Nowadays, serving as a dean in a US public university is rapidly becoming less about working within a community of scholars and more of a constant attempt to attract additional fiscal support. Sounds abhorrent? Get ready, UK dons, your time might well be nigh.
The local business leaders of my town-gown group are interested in an arts investment that we could emulate on our campus, so at 5am I find myself on a chartered bus to the nether end of Georgia to see a community theatre project with them. After a six-hour journey there, the two-hour performance (don't ask) and the seven-hour journey back (our intrepid bus driver getting lost in Columbus), this all seems like a bad idea.
The university soccer team plays badly for 90 minutes in a torrential downpour to a very small crowd, me and a potential donor to the university included. We part company after a polite but soggy no from the donor. My evening is spent assessing overly long pre and post-tenure review files.

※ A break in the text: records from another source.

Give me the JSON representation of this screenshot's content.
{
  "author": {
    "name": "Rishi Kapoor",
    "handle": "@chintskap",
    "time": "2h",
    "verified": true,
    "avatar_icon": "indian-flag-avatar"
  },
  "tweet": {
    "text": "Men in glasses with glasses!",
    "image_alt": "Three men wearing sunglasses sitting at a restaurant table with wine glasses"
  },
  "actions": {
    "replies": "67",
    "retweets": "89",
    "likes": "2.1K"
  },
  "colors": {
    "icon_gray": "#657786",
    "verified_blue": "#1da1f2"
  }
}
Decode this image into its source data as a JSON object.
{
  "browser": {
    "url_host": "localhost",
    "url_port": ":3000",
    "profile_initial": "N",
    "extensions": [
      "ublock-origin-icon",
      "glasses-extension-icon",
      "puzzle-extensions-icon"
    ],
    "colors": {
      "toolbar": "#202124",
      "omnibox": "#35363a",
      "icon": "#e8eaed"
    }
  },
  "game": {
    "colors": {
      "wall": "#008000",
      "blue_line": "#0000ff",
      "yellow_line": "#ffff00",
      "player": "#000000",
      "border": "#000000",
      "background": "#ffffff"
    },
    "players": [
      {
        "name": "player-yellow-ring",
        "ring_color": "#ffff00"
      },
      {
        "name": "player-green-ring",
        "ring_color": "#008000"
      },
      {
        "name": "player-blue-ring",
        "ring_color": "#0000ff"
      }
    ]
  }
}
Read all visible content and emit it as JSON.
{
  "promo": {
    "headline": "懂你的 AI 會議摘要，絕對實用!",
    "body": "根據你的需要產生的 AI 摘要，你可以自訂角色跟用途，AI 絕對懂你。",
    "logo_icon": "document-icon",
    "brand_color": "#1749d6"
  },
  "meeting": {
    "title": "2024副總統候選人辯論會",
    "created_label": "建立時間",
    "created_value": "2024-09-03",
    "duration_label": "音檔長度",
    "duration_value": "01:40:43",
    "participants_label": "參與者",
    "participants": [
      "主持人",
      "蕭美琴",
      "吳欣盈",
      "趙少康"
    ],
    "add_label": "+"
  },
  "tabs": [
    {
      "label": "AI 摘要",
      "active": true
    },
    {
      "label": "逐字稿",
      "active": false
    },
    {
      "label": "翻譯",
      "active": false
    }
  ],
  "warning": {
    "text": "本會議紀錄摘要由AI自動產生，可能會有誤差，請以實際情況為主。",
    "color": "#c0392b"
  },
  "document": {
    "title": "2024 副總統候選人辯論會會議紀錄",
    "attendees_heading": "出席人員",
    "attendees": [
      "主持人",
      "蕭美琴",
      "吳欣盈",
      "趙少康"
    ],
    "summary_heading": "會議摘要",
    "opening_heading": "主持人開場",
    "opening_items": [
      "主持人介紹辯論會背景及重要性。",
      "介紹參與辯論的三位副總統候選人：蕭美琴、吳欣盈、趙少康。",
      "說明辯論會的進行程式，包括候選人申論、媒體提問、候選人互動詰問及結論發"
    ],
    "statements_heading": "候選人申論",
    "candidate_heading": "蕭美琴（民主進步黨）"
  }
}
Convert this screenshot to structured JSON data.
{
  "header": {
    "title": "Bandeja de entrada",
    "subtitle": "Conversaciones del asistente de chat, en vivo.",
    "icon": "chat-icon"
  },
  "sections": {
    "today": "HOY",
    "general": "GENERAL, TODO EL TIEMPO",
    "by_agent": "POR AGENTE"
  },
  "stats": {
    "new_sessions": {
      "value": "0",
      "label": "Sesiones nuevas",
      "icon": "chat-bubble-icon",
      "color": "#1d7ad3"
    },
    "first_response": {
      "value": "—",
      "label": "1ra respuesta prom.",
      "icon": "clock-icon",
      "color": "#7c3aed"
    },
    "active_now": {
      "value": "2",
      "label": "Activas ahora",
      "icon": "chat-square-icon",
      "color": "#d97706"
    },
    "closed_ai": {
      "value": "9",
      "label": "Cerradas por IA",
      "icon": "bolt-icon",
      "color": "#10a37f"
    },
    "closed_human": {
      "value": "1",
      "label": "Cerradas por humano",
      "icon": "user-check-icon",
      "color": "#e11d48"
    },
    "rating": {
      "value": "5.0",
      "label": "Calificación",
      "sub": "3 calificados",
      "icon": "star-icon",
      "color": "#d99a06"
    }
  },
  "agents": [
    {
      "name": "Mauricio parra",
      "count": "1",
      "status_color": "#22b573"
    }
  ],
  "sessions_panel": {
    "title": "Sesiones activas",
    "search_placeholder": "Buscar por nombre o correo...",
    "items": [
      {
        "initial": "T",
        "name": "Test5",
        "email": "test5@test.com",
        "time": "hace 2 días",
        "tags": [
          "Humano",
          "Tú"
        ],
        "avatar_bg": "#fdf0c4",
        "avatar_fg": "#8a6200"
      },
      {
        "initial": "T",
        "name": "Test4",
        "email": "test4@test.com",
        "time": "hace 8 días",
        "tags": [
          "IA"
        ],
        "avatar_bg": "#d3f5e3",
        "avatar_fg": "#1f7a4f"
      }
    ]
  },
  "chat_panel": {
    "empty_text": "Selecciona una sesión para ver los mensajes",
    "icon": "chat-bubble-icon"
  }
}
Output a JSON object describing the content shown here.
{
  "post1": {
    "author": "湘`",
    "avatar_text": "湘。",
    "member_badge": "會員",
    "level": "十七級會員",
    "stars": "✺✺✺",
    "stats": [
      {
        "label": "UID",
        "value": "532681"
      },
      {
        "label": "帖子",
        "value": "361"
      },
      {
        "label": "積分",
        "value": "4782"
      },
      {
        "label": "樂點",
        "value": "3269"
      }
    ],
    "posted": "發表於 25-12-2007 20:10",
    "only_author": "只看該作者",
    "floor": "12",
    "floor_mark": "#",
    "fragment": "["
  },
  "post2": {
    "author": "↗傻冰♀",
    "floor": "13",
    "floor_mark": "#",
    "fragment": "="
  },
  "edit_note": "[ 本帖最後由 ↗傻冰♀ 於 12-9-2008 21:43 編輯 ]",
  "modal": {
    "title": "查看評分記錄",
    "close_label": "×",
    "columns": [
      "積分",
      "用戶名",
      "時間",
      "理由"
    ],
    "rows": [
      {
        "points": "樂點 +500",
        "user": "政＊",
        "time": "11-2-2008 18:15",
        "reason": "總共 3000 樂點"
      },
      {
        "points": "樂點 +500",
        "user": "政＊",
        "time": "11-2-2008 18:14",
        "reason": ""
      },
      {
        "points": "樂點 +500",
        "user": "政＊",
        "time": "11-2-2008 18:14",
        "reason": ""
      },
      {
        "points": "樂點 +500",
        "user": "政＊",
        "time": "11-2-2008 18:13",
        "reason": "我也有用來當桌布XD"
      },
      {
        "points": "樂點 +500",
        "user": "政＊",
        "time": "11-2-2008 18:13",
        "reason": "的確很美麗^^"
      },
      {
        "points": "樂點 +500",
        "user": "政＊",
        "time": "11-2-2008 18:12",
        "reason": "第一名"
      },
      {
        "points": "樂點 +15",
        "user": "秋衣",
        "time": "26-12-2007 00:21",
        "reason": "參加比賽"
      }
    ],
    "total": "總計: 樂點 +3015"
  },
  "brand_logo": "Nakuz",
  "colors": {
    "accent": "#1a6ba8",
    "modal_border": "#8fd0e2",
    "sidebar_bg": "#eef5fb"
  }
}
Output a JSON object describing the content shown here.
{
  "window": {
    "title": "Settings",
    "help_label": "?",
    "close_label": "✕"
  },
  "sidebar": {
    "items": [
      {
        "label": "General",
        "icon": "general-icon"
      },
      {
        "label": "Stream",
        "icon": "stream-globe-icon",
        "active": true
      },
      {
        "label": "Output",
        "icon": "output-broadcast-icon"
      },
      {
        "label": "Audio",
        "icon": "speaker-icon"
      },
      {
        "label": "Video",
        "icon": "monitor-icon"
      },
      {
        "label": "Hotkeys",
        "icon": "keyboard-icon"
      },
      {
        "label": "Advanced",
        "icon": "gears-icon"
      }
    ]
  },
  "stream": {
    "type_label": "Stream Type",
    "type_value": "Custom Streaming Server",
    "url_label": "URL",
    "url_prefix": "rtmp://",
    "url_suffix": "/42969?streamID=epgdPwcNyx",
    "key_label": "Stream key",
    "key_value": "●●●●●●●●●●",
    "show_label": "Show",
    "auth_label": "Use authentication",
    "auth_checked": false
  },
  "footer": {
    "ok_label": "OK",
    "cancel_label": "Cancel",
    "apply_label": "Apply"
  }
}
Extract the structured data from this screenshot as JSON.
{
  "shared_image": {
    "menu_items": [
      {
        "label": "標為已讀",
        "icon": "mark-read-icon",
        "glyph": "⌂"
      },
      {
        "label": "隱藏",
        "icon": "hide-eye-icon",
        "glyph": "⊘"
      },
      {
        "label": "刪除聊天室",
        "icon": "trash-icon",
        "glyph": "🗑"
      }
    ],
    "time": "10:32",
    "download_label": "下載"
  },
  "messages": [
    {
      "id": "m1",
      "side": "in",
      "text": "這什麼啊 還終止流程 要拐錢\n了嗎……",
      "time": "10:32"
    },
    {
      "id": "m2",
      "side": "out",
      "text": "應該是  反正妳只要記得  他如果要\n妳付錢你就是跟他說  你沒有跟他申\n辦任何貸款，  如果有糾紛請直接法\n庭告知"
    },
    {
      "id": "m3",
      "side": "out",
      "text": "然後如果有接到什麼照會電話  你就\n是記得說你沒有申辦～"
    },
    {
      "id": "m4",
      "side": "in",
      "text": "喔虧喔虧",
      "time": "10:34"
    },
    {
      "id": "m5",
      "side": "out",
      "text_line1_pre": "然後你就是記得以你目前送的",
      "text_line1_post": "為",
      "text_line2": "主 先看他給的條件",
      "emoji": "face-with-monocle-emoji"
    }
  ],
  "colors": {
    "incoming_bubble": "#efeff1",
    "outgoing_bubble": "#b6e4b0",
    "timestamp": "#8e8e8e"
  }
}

I have a noon meeting to "sell" my planned group trip to Ireland to alumni and interested community leaders (with a healthy cut going to the university).
Later I meet with the "suits" from the university foundation to evaluate my latest fundraising efforts. Academic deans are evaluated on how closely they reach their annual corporate fundraising targets. Mine is not small, and panic sets in again.
I am in Atlanta this morning at the university system governing board office to seek approval for several new undergraduate degree programmes. Since we are not asking for additional resources, this goes well.
I spend the rest of the day handling student complaints about my uncaring faculty (mid-semester grades have just been released), but I soon escape for a coffee and biscuit.
I have a long slow drive to Macon this morning for an absurd meeting of the state's deans of education and deans of arts and sciences.
There is lots of complaining about the post-9/11 budget crisis, with little accomplished. Back on campus, I hear a visiting Puerto Rican poet and then join her and my English faculty for a good Pad Thai and better Pinot Noir.
It is 30C this afternoon, so I persuade my fellow deans to play golf instead of working. I win money, which is, I point out, akin to fundraising.
This morning, my stunningly brilliant idea for a campus Shakespeare garden (suitably sponsored by a national gardening supply company) is correctly ignored by the president's administrative council after I mistakenly call it "a nifty plan".
This afternoon, I am at our Centre for Continuing Education for a fundraising kick-off event to subsidise a new campus amphitheatre, then on to a sublime performance by Welsh harpist Catrin Finch, followed by weak tea, rock-hard scones and fake clotted cream, sponsored by the British consulate-general in Atlanta.
Then it's home to a well-deserved weekend of English murder mysteries, Alan Titchmarsh and The Office - all being shown on the new cable TV channel, BBC America.
Ray Wallace, originally from Northern Ireland, is dean of arts and sciences, Clayton College and State University, Georgia, US.